  • Task organization is related to email organization. I move emails out of Inbox constantly. Simply put, I want to be as close to Inbox zero every day as I can. This same methodology ties into my daily management of Outlook tasks. Mike and Antonio have a different way of managing their email Inbox and their tasks. There is no one-size-fits-most strategy.

Enjoy the episode!

Have a Microsoft 365 question? Submit it online! Your question may be featured in a future podcast episode.

Should you use a default label with Microsoft Information Protection (MIP)?

We took another deep-dive into MIP on Episode 46 of the Microsoft 365 Voice. This episode focuses on the importance of defining your label strategy, including the use of a default label. Here are a few of the topics Antonio, Mike, and I covered in the episode:

  • Plan your Compliance strategy up-front. Determine who needs to be involved in your Compliance strategy and carefully consider what labels you will use. Changing your sensitivity labels mid-stream can have dire effects on both your users and the veracity of your information protection program. Taking extra time to plan your strategy up-front will serve you best in the long run.
  • If you’re requiring sensitivity labels, you should set a default label. If you don’t, your users will hit a speedbump each time they try to save a file or send an email. Having a default label applied automatically will fulfill the requirement for a label, streamlining the employee technology experience. And as Antonio mentions in the episode, companies that have rolled out required labels without a default label have run into mechanical issues with file syncing, etc.
  • Can you have more than one default label in a single tenant? As Antonio explains, you can set up a default label for each of your sensitivity label policies. Depending on your information protection needs, you may want (or need) several policies. You can set up different policies for different users in your organization (giving users in Group A a different default label than users in Group B, for example). You cannot set up different policies based on type of content (e.g. emails vs. files).
  • Setting up different default labels for different departments can be a slippery slope. Too many exceptions and differences in the rules can fracture your users’ understanding of how MIP works. And as employees change roles or department reorgs occur, you’ll be in a never-ending swirl of moving users between policies and re-educating users on what their default label is.
  • Consider label exceptions carefully. To be effective, your information protection strategy needs to reach all your users. Granting exceptions that exclude some users in your organization from having to apply labels can erode your security posture and effectiveness.

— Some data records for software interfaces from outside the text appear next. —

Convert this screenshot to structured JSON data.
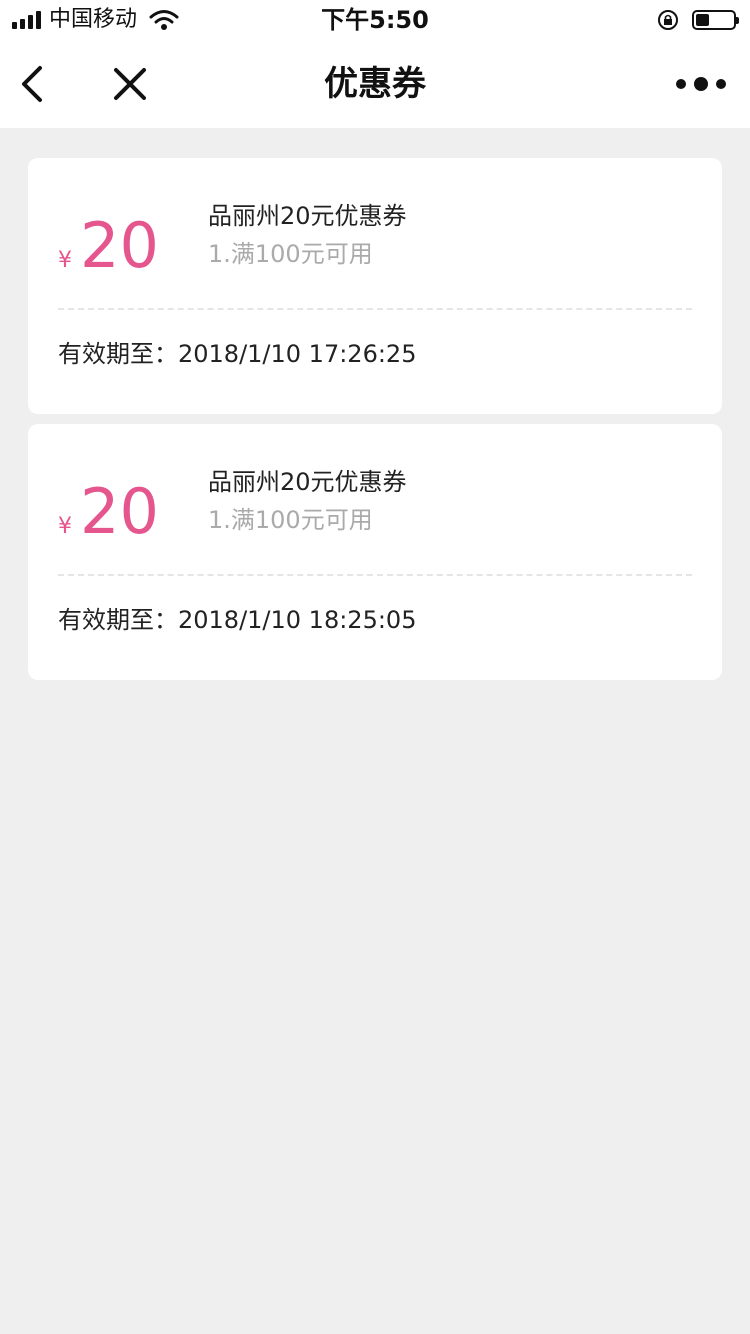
{
  "status_bar": {
    "carrier": "中国移动",
    "time": "下午5:50",
    "signal_bars": 4,
    "battery_level": 0.35
  },
  "nav": {
    "title": "优惠券",
    "back_icon": "chevron-left-icon",
    "close_icon": "close-icon",
    "more_icon": "more-dots-icon"
  },
  "colors": {
    "accent": "#e5558e",
    "background": "#efefef",
    "muted_text": "#aaaaaa"
  },
  "coupons": [
    {
      "currency": "¥",
      "amount": "20",
      "name": "品丽州20元优惠券",
      "condition": "1.满100元可用",
      "validity": "有效期至：2018/1/10 17:26:25"
    },
    {
      "currency": "¥",
      "amount": "20",
      "name": "品丽州20元优惠券",
      "condition": "1.满100元可用",
      "validity": "有效期至：2018/1/10 18:25:05"
    }
  ]
}
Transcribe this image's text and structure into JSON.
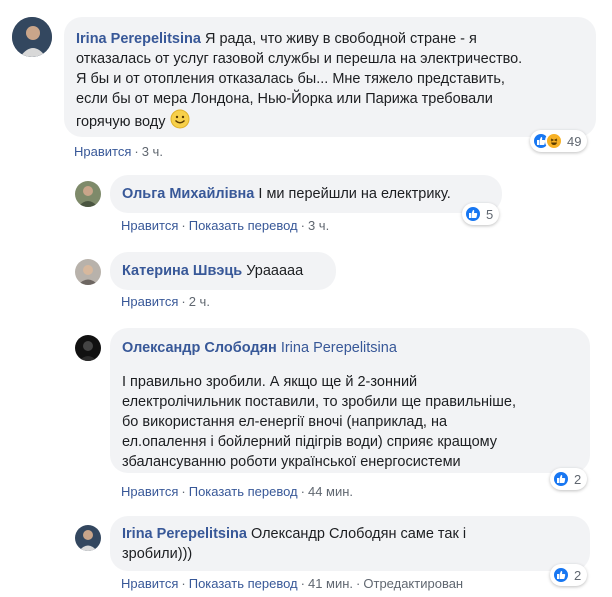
{
  "comments": [
    {
      "author": "Irina Perepelitsina",
      "text_lines": [
        "Я рада, что живу в свободной стране - я",
        "отказалась от услуг газовой службы и перешла на электричество.",
        "Я бы и от отопления отказалась бы... Мне тяжело представить,",
        "если бы от мера Лондона, Нью-Йорка или Парижа требовали",
        "горячую воду"
      ],
      "emoji": "smiley-emoji",
      "actions": {
        "like": "Нравится",
        "time": "3 ч."
      },
      "reactions": {
        "count": "49",
        "icons": [
          "like-icon",
          "haha-icon"
        ]
      }
    },
    {
      "author": "Ольга Михайлівна",
      "text": "І ми перейшли на електрику.",
      "actions": {
        "like": "Нравится",
        "translate": "Показать перевод",
        "time": "3 ч."
      },
      "reactions": {
        "count": "5",
        "icons": [
          "like-icon"
        ]
      }
    },
    {
      "author": "Катерина Швэць",
      "text": "Урааааа",
      "actions": {
        "like": "Нравится",
        "time": "2 ч."
      }
    },
    {
      "author": "Олександр Слободян",
      "mention": "Irina Perepelitsina",
      "text_lines": [
        "І правильно зробили. А якщо ще й 2-зонний",
        "електролічильник поставили, то зробили ще правильніше,",
        "бо використання ел-енергії вночі (наприклад, на",
        "ел.опалення і бойлерний підігрів води) сприяє кращому",
        "збалансуванню роботи української енергосистеми"
      ],
      "actions": {
        "like": "Нравится",
        "translate": "Показать перевод",
        "time": "44 мин."
      },
      "reactions": {
        "count": "2",
        "icons": [
          "like-icon"
        ]
      }
    },
    {
      "author": "Irina Perepelitsina",
      "text_lines": [
        "Олександр Слободян саме так і",
        "зробили)))"
      ],
      "actions": {
        "like": "Нравится",
        "translate": "Показать перевод",
        "time": "41 мин.",
        "edited": "Отредактирован"
      },
      "reactions": {
        "count": "2",
        "icons": [
          "like-icon"
        ]
      }
    }
  ],
  "colors": {
    "author": "#385898",
    "bubble": "#f2f3f5",
    "meta": "#606770",
    "like": "#1877f2",
    "haha": "#f7b125"
  }
}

Have a Microsoft 365 question? Submit it online! Your question may be featured in a future podcast episode.